Try it: Search the entries for the word "Thai". Copy every line where it turns up.
-=-=-=-=-
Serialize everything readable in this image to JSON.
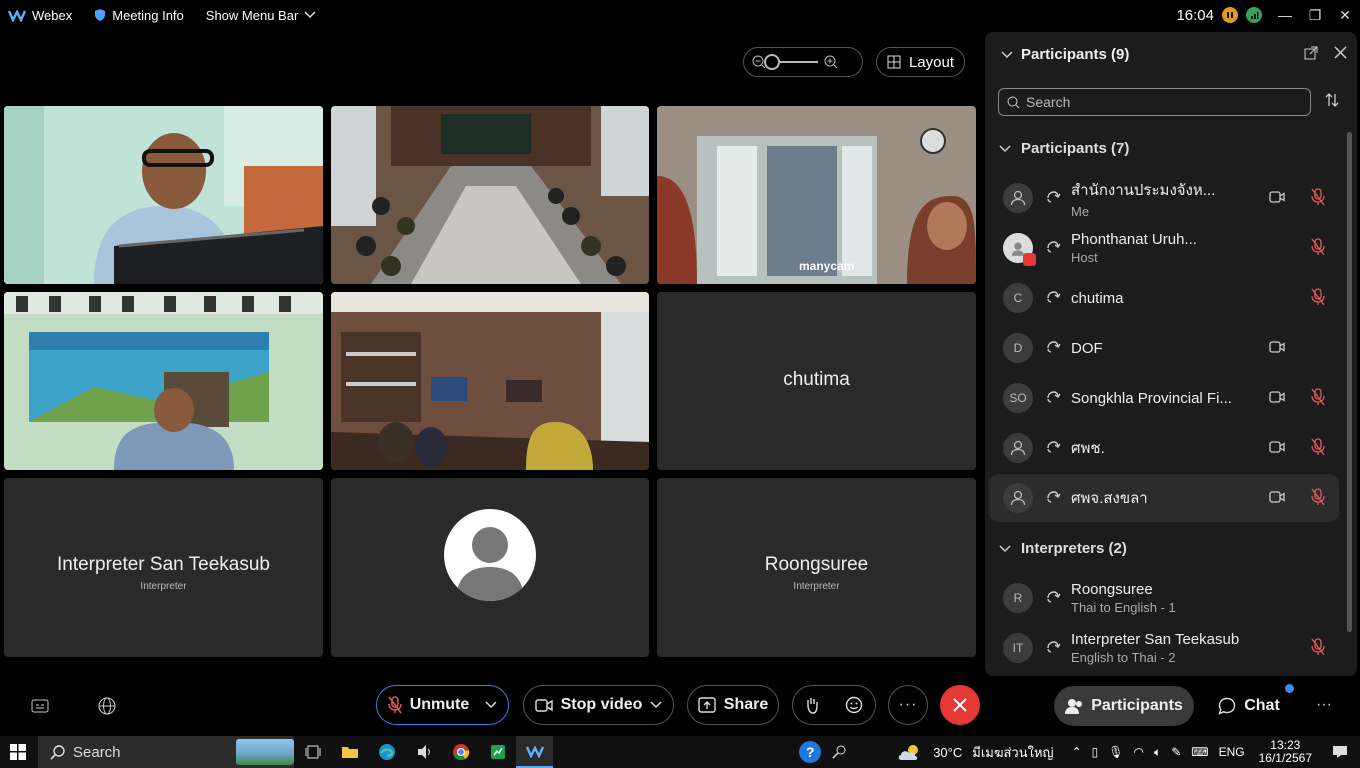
{
  "titlebar": {
    "app_name": "Webex",
    "meeting_info": "Meeting Info",
    "show_menu_bar": "Show Menu Bar",
    "clock": "16:04"
  },
  "view": {
    "layout_label": "Layout"
  },
  "tiles": {
    "chutima_name": "chutima",
    "interpreter_left_name": "Interpreter San Teekasub",
    "interpreter_left_role": "Interpreter",
    "interpreter_right_name": "Roongsuree",
    "interpreter_right_role": "Interpreter",
    "watermark": "manycam"
  },
  "panel": {
    "title": "Participants (9)",
    "search_placeholder": "Search",
    "section_participants": "Participants (7)",
    "section_interpreters": "Interpreters (2)",
    "participants": [
      {
        "name": "สำนักงานประมงจังห...",
        "sub": "Me",
        "initials": "",
        "camera": true,
        "muted": true
      },
      {
        "name": "Phonthanat Uruh...",
        "sub": "Host",
        "initials": "",
        "camera": false,
        "muted": true
      },
      {
        "name": "chutima",
        "sub": "",
        "initials": "C",
        "camera": false,
        "muted": true
      },
      {
        "name": "DOF",
        "sub": "",
        "initials": "D",
        "camera": true,
        "muted": false
      },
      {
        "name": "Songkhla Provincial Fi...",
        "sub": "",
        "initials": "SO",
        "camera": true,
        "muted": true
      },
      {
        "name": "ศพช.",
        "sub": "",
        "initials": "",
        "camera": true,
        "muted": true
      },
      {
        "name": "ศพจ.สงขลา",
        "sub": "",
        "initials": "",
        "camera": true,
        "muted": true
      }
    ],
    "interpreters": [
      {
        "name": "Roongsuree",
        "sub": "Thai to English - 1",
        "initials": "R",
        "muted": false
      },
      {
        "name": "Interpreter San Teekasub",
        "sub": "English to Thai - 2",
        "initials": "IT",
        "muted": true
      }
    ]
  },
  "toolbar": {
    "unmute": "Unmute",
    "stop_video": "Stop video",
    "share": "Share",
    "participants": "Participants",
    "chat": "Chat"
  },
  "taskbar": {
    "search": "Search",
    "weather": "30°C",
    "weather_desc": "มีเมฆส่วนใหญ่",
    "lang": "ENG",
    "time": "13:23",
    "date": "16/1/2567"
  },
  "colors": {
    "accent_blue": "#2f80ed",
    "end_red": "#e53935",
    "muted_red": "#e05a5a"
  }
}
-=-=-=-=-
Exercise response:
        "sub": "Thai to English - 1",
        "sub": "English to Thai - 2",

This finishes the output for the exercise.